Some bands take years to find members that will stick with them, not cause arguments, and avoid that “musical differences” label that splits up so many bands.
But other bands, like Kryptik Mutation, start off with the correct members that elevate them to the top.
Kryptik Mutation formed in 2019 out of a collaboration between five Hidalgo County-based musicians with a wealth of experience in the RGV metal scene.
With Christopher De Leon on vocals, Efren Treviño on bass, Dan Garcia on drums, and the guitar duo of Jon Treviño and Fred Gonzalez, Kryptik Mutation were ready to blast onto the scene right from the get-go.
“This might be the first band I’ve been in where we’re all friends and get along really well,” said De Leon. “We’ve never even had an argument! We all have the same vision when it comes to music.”

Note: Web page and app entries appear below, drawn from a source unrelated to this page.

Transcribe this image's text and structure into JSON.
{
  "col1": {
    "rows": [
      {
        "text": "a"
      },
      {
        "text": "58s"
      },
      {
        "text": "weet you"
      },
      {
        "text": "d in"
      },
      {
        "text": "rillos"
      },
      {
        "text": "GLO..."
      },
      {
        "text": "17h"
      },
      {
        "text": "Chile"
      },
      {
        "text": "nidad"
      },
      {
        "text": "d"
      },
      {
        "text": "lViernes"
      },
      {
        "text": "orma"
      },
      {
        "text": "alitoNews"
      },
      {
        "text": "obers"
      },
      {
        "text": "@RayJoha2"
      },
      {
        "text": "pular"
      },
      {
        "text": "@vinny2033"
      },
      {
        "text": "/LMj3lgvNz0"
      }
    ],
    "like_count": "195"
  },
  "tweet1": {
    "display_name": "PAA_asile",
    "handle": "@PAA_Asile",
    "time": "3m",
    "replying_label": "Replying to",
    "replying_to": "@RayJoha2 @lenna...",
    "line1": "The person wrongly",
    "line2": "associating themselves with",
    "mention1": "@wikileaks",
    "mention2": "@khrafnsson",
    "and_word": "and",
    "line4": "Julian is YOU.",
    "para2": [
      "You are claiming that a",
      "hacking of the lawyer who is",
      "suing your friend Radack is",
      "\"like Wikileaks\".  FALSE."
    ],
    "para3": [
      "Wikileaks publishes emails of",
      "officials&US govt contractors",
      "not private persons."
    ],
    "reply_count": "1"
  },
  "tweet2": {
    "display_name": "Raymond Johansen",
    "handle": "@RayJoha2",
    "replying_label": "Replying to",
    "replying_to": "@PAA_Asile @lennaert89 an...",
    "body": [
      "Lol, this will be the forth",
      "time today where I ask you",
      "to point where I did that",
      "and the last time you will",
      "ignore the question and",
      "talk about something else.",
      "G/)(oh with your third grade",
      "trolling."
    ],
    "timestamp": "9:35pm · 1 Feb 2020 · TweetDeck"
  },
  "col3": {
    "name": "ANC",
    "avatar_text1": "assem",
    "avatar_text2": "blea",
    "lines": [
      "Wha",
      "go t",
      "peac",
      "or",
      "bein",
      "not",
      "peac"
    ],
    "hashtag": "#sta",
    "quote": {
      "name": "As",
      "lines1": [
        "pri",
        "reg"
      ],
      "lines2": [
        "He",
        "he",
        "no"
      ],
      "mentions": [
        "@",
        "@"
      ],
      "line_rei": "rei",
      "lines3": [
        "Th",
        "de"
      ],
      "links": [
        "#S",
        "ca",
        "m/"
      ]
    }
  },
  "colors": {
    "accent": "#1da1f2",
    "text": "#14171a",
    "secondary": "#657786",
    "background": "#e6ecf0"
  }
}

Taking inspiration from thrash and death metal bands Suffocation, Municipal Waste, and Dying Fetus, among others, Kryptik Mutation is set on creating a sound that could go toe-to-toe with any of the genre’s best.
While most local bands set their first sites on touring across the RGV and spreading their name around, Kryptik Mutation was stripped of those opportunities when the COVID-19 pandemic shook the world and effectively canceled all local concerts for most of 2020.

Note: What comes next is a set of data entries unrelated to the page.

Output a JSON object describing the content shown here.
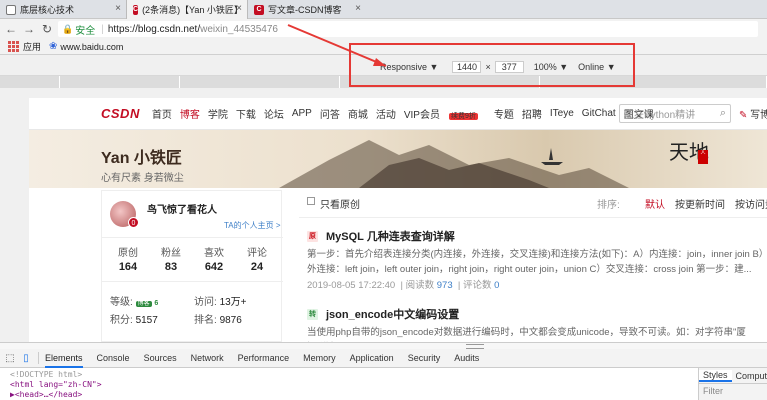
{
  "browser": {
    "tabs": [
      {
        "label": "底层核心技术",
        "active": false
      },
      {
        "label": "(2条消息)【Yan 小铁匠】",
        "active": true
      },
      {
        "label": "写文章-CSDN博客",
        "active": false
      }
    ],
    "secure_label": "安全",
    "url_host": "https://blog.csdn.net/",
    "url_path": "weixin_44535476",
    "bookmarks": [
      {
        "label": "应用",
        "icon": "apps-icon"
      },
      {
        "label": "www.baidu.com",
        "icon": "paw-icon"
      }
    ]
  },
  "device_toolbar": {
    "device": "Responsive",
    "width": "1440",
    "times": "×",
    "height": "377",
    "zoom": "100%",
    "throttle": "Online"
  },
  "csdn": {
    "logo": "CSDN",
    "nav": [
      "首页",
      "博客",
      "学院",
      "下载",
      "论坛",
      "APP",
      "问答",
      "商城",
      "活动",
      "VIP会员",
      "专题",
      "招聘",
      "ITeye",
      "GitChat",
      "图文课"
    ],
    "nav_current": "博客",
    "hot_badge": "续费9折",
    "search_placeholder": "疯狂Python精讲",
    "write_label": "写博"
  },
  "blog": {
    "name": "Yan 小铁匠",
    "subtitle": "心有尺素 身若微尘"
  },
  "profile": {
    "avatar_badge": "0",
    "username": "鸟飞惊了看花人",
    "homepage_link": "TA的个人主页 >",
    "stats": [
      {
        "label": "原创",
        "value": "164"
      },
      {
        "label": "粉丝",
        "value": "83"
      },
      {
        "label": "喜欢",
        "value": "642"
      },
      {
        "label": "评论",
        "value": "24"
      }
    ],
    "level_label": "等级:",
    "level_badge": "博客",
    "level_num": "6",
    "visits_label": "访问:",
    "visits_value": "13万+",
    "points_label": "积分:",
    "points_value": "5157",
    "rank_label": "排名:",
    "rank_value": "9876"
  },
  "list": {
    "only_original": "只看原创",
    "sort_label": "排序:",
    "sort_default": "默认",
    "sort_time": "按更新时间",
    "sort_visits": "按访问量"
  },
  "articles": [
    {
      "badge": "原",
      "title": "MySQL 几种连表查询详解",
      "desc": "第一步：首先介绍表连接分类(内连接，外连接，交叉连接)和连接方法(如下)：A）内连接：join，inner join B）外连接：left join，left outer join，right join，right outer join，union C）交叉连接：cross join 第一步：建...",
      "date": "2019-08-05 17:22:40",
      "reads_label": "阅读数",
      "reads": "973",
      "comments_label": "评论数",
      "comments": "0"
    },
    {
      "badge": "转",
      "title": "json_encode中文编码设置",
      "desc": "当使用php自带的json_encode对数据进行编码时，中文都会变成unicode，导致不可读。如：对字符串\"厦门\"进行json_encode...",
      "date": "",
      "reads_label": "",
      "reads": "",
      "comments_label": "",
      "comments": ""
    }
  ],
  "devtools": {
    "tabs": [
      "Elements",
      "Console",
      "Sources",
      "Network",
      "Performance",
      "Memory",
      "Application",
      "Security",
      "Audits"
    ],
    "active_tab": "Elements",
    "source_lines": [
      "<!DOCTYPE html>",
      "<html lang=\"zh-CN\">",
      "▶<head>…</head>"
    ],
    "styles_tabs": [
      "Styles",
      "Computed"
    ],
    "filter_placeholder": "Filter"
  },
  "colors": {
    "csdn_red": "#c30d23",
    "annotation_red": "#e53935",
    "devtools_blue": "#1a73e8",
    "secure_green": "#1e8e3e"
  }
}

Instead of being discouraged by this, though, Kryptik Mutation decided to turn their sights on the studio to lay down some music.
The band spent the year writing, recording, and producing songs for their debut album, Pulled From the Pit, which would come out on May 7.
Pulled From the Pit is a remarkably heavy album that is certainly worth a listen for anyone interested in death/thrash metal.
Opening the album is the immediately hard-charging “Placentapede” which is more than enough to show this band can blast beat their way through any song.
Kryptik Mutation maintains their brutal edge throughout the record, but they are not afraid to venture into the melodic death metal category on songs like “Demons Crest.”
The band’s music is a collaboration from every band member each throwing in their personal touch.
“We’re all guitarists so we can all throw in a riff or two to each song,” said Jon Treviño. “With everyone contributing we get the best sound we want.”
The album’s lyrics are mostly penned by the band’s vocalist and focus on war and gore with an overall horror movie theme.
“When I write lyrics I see it like writing a horror movie script,” said De Leon. “I like to take on a storyteller role.”
Pulled From the Pit is a classic death metal release with a well-produced sound, which is fitting as it was recorded at McAllen’s Widowmaker Studios, a recording studio becoming a powerhouse for RGV metal bands.
Following the album’s release, Kryptik Mutation received some well-deserved press on metal music websites and has attracted a wide array of praise.
The band attributes part of this attention to their record label, Redefining Records, who signed the band shortly before the release of Pulled From the Pit, and have promoted the album well.
One of the reasons Redefining Records chose to collaborate with Kryptik Mutation was the professionally made artwork on their album.
The artist behind Kryptik Mutation’s debut album artwork is Andrei Bouzikov, the man behind the grueling apocalyptic sci-fi covers found on Municipal Waste’s The Art of Partying, Havok’s Conformicide, and Toxic Holocaust’s Chemistry of Consciousness, among others.
De Leon described that landing the artist was easier than they imagined.
“We just sent him an email and he replied really quick,” said De Leon. “He was super nice throughout the whole process and gave us this awesome artwork.”
The members of Kryptik Mutation are thrilled that they have gained a following in such a short time of forming and hope to take this band on a tour of Texas or even the country. Some of the members, such as Jon Treviño and Garcia, have played nationwide tours in past bands.
They acknowledge that the RGV metal scene was more plentiful and supportive in the past but they are always eager to cheer on other local acts and unite the various scenes.
“Back in ’97 or ’98 people would pack venues regardless of what type of music it was but now people only go see the type of music they like,” said Garcia. “We don’t care if it’s a pop show, a punk show, or a metal show, we’ll play at one so that nobody is divided.”
With their first full-length album released, Kryptik Mutation is set to keep recording for another record and plan to hit the stage for their first show as a group on June 12 at Yerberia Cultura in McAllen.